Voter Recall: Oakland’s mayor is in deep trouble of her own making
Jean Quan, the ideologically leftist Democratic mayor of Oakland, California, has presided over her city in a manner both inept and irresolute. She let herself be badgered and manipulated by the neo-Trotskyists and would-be anarchists who march under the Occupy Oakland banner, vacillating between appeasing the demonstrators and arresting them. Quan’s wildly shifting posture has angered almost everyone and satisfied virtually no one. Now, the community-activist-turned-mayor faces at least two campaigns to recall her from office.
The recall, of course, is a firmly established institution in the Golden State.
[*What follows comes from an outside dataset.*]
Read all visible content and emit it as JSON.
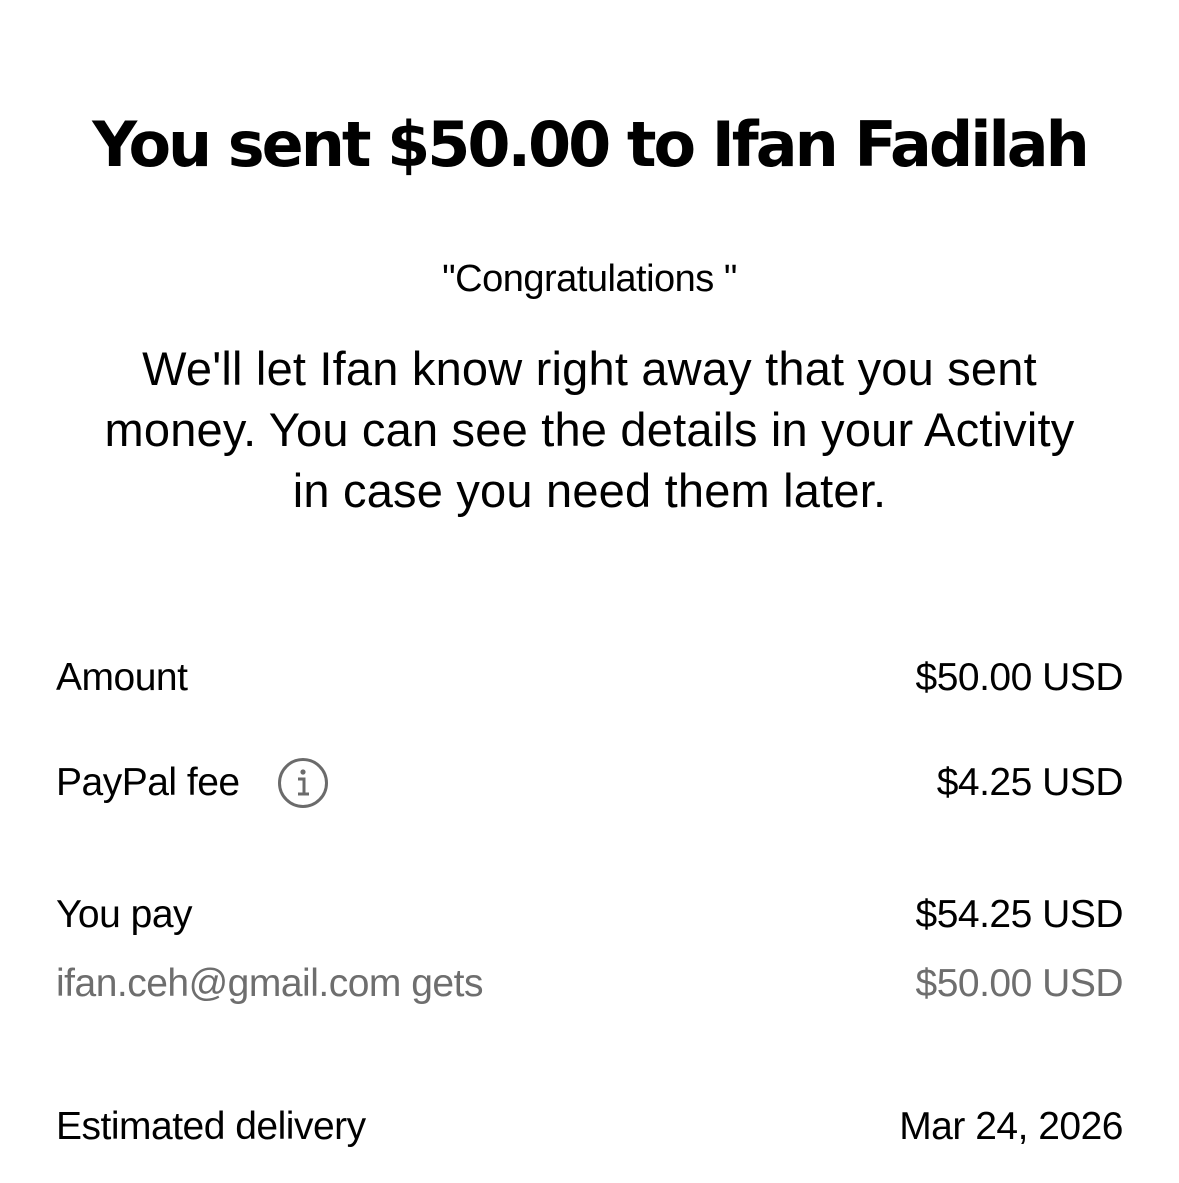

But while recall petitions may be commonplace, successful recall elections are rare. California’s recall of Governor Gray Davis in 2003 was national news not just because Arnold Schwarzenegger assumed Davis’s place, but also because it was the first time since the Progressive Era reform went into effect in 1913 that the state’s voters actually kicked out a sitting governor.
Public animus against Quan doesn’t bode well for her political survival. Gene Hazzard, a photographer for the Oakland Post, a black community newspaper, launched the first recall campaign on December 7. Hazzard’s effort focuses on Quan’s failure to improve public safety and attract new business investment to the city. His supporters are aggressively canvassing neighborhoods with petitions. Hazzard’s recall drive has support from the Committee to Recall Jean Quan and Restore Oakland, which originally intended to launch its own campaign. “Right now, there is one petition out there,” commented Charlie Pine, a retired economic analyst and “Recall and Restore” spokesperson.
A second recall campaign is seeking certification, however. Its chief backer is entrepreneur Greg Harland, who lost decisively to Quan in the 2010 mayoral election. (He finished eighth in a field of ten candidates, earning just 0.9 percent of the vote.) Oakland uses a “ranked-choice” voting system, in which voters select their first, second, and third choices for office. The idea is to minimize runoffs, but the system has other strange effects—such as propelling laggards like Quan into office. Quan won only 24.7 percent of the first-choice ballots, but because of the quirks of ranked-choice voting, she beat former state senator Don Perata, who had 34.39 percent of first-choice votes. Quan won because a much larger percentage of voters for liberal activist and city council member-at-large Rebecca Kaplan picked Quan second over Perata.